They lived in Sweden for a while. During the first few months, Natalia cried a lot and felt a great deal of helplessness and sense of injustice. For a while, she worked in a restaurant. She felt the language barrier very strongly and was frustrated by the fact that there were no intensive Swedish courses for Ukrainian refugees. They moved house several times, and the houses kept getting smaller. Eventually, the three of them ended up living in a 15-square-metre room with bunk beds. Those were some difficult times, mainly because her eldest, already a teenager, needed space to learn. Rules in Sweden stated that minors unaccompanied by their parents would be provided with their own space, and so Natalia made the decision to leave for Romania with the girl. The boy stayed in Sweden to study; he lives with a family and has his own room.
In Romania, Natalia feels better.
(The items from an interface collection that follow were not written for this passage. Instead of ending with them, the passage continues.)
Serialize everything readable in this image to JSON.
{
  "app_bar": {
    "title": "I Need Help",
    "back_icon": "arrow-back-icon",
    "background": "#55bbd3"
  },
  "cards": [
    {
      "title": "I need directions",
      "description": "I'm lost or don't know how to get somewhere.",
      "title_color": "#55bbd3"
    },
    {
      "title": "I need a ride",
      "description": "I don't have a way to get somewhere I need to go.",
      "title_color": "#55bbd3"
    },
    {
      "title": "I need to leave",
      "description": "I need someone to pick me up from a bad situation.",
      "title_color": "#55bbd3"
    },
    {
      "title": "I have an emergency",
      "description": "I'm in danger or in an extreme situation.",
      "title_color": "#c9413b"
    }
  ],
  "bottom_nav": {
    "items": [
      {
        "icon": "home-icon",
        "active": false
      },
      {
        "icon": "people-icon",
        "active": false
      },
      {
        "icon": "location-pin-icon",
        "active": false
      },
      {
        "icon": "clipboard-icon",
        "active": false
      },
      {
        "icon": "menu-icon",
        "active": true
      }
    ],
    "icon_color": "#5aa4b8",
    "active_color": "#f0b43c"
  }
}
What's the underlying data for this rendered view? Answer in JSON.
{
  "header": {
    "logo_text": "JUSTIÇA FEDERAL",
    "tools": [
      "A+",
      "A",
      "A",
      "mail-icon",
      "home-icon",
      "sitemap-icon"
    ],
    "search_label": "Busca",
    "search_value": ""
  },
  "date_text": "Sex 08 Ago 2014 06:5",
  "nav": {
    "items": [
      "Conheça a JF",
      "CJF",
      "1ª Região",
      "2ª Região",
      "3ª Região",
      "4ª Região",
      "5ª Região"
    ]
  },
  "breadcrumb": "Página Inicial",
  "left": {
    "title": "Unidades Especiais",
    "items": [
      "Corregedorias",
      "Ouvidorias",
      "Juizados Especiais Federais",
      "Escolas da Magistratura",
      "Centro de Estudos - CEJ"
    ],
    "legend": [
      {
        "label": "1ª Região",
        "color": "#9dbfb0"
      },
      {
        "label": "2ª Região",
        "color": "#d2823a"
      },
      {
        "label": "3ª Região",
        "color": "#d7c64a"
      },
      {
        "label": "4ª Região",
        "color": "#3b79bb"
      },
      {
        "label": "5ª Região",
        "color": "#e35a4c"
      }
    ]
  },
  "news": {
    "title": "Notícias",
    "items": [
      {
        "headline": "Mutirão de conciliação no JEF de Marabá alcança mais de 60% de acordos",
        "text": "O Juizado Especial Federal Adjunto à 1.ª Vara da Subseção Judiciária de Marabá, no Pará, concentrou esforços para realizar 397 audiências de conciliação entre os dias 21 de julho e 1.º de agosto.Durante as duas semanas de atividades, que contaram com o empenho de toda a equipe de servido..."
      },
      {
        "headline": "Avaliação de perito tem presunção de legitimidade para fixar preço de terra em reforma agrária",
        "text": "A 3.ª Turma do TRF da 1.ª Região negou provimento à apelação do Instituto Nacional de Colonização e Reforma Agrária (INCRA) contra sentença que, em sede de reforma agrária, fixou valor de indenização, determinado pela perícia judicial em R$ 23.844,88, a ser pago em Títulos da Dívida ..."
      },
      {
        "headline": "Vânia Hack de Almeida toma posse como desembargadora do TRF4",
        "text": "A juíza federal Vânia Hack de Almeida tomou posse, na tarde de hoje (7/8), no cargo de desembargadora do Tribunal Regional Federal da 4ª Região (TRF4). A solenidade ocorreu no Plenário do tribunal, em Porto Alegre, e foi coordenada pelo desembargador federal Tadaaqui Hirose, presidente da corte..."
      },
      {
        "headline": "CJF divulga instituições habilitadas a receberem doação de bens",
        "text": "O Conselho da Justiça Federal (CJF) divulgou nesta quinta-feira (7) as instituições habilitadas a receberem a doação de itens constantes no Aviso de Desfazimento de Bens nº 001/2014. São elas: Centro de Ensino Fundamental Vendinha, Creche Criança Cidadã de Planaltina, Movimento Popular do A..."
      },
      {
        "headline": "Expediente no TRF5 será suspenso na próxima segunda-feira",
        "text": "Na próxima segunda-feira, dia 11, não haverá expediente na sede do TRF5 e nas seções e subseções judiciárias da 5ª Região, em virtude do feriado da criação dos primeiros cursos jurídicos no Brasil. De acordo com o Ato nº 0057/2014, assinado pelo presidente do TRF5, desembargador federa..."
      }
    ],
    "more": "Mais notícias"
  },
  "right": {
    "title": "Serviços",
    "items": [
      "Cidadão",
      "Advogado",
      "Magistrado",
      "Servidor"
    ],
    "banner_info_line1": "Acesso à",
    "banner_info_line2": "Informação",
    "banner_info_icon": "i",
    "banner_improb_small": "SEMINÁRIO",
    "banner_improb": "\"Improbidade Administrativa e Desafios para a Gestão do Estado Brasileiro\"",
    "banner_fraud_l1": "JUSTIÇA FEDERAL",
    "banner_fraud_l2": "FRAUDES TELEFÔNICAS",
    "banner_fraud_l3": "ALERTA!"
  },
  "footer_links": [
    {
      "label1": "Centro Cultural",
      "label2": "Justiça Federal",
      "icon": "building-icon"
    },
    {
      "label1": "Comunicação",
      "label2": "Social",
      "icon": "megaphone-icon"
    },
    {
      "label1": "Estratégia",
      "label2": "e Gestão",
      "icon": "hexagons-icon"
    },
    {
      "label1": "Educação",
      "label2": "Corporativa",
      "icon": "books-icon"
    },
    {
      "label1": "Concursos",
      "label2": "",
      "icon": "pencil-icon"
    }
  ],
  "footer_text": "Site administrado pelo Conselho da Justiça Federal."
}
She enjoys the weather here and feels like she has more time to herself. She attends the psychological support groups organised by the Snagov Olympic Sports Club Association. She has found a community of women originating from Ukraine where she feels supported to move on.
“I feel really sad for Ukraine, but I feel much sadder for my husband. He was a good father; we were a good family. The day before the war, I sent him a message, when he was in the hospital, and asked him what to do if the war started. And he said that no matter what, we would get through it together. And now I’m on my own. It’s not fair.”
“This photo was taken a few days before the war. We realised that it had been a while since my son had overtaken me in height and we decided to take a photo to remember that moment.”
Story collected by Bogdan Dincă for the Suitcases of Abandonment campaign. Project funded by CARE through SERA Romania, Care France and FONPC.
Last Day of Peace, First Night of War is an interactive digital installation, part of the Museum of Abandonment, a digital wall of images showing the last days of peace collected from mobile phones.